OK, this was weird for me.
If someone asked me to describe Rachel Yoder’s “Nightbitch” in a single word, I’d say “arty.” The story of an artist-turned-mother-turned-dog-turned-performance-artist is in itself a piece of performance art. Novels like these are interesting to me in that while I may struggle with the plot, I still enjoy the journey. And this one was strange, indeed.
Yoder’s protagonist, Nightbitch, is a young married mother raising her toddler/preschool-ish son in what feels like a Midwestern college town. The mother’s husband travels for business and is away all week long, leaving her alone in and in charge of their child’s wellbeing from Monday morning through Friday night. And it’s this absence that plays into the fact that he can alternately ignore or be appalled by what feels like the mother’s slow descent into a nervous breakdown — or an epic piece of stage art. To each reader their own.
Is the mother suffering from postpartum depression? Is she just lonely? Maybe being a mother isn’t all that it’s cracked up to be for her? All I know is that her transition from first page to last had me yelling, out loud, at the pages, “What the fuck is wrong with you?!?!” which, may be the intent of the author — to pull all of us, the readers, into the performance art along with the characters in the book. It’s not the first time the mother has heard that, for sure. Her behavior is strange, at best, delusional, at worst, both incredibly violent and sensual, deeply caring at times and completely unempathetic at others.

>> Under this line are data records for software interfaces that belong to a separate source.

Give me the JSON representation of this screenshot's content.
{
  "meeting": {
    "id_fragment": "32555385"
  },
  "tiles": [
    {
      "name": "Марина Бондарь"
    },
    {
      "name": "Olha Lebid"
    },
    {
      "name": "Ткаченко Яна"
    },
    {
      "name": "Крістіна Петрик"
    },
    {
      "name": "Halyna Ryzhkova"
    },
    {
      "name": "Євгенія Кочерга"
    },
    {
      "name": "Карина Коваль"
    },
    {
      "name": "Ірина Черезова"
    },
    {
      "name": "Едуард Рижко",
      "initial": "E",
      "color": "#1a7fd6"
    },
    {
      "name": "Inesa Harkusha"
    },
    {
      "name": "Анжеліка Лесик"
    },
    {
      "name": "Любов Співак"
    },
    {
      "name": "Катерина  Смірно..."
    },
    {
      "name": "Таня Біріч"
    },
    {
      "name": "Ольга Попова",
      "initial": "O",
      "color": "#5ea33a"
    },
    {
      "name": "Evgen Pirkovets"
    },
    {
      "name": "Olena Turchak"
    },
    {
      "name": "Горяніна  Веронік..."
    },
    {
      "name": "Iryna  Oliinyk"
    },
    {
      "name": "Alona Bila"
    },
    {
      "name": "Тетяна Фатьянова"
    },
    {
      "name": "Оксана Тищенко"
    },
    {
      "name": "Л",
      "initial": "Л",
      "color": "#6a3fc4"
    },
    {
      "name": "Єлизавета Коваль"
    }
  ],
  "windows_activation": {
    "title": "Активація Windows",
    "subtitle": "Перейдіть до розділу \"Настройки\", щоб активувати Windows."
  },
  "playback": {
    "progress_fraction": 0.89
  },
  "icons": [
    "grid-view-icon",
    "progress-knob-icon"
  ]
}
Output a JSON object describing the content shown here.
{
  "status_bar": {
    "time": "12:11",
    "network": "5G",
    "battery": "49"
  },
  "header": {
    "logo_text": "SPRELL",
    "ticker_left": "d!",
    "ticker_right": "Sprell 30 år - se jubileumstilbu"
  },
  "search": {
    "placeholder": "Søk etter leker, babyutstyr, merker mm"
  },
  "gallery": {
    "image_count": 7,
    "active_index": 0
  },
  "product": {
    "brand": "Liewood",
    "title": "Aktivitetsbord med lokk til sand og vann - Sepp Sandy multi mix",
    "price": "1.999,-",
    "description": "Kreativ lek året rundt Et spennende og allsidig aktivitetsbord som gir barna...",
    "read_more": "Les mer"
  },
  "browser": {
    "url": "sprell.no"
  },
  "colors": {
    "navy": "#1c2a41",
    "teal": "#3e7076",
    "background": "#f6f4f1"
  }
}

I imagine the narrative is going to resonate to a degree with just about any mom — I admit that it was a rough start for me because my initial reaction was, “Yeah, yeah, yeah, been there, done that, and I might be nodding in agreement more if this was on my bookshelf 20 years ago.” I remember those endless nights of trying to get kids to bathe and to bed, of making breakfasts, lunches and dinners to little fanfare, our library’s version of Book Babies and being certain every other mother had their shit together while I, myself, did not. But hear me, Nightbitch, when I say it’s a transient state. You DO NOT HAVE TO ST*B YOUR ***!!!
Motherhood. So much oof. So much.
For as much as the mother and her alter ego bothered me, I also can appreciate the strong visceral reaction for what it is, which is immensely compelling writing. It’s no wonder Nightbitch found its way onto many, many “Must Read” lists last year. It’s quite literally, literary performance art. Take your time with this and savor the story. It’s a strange one.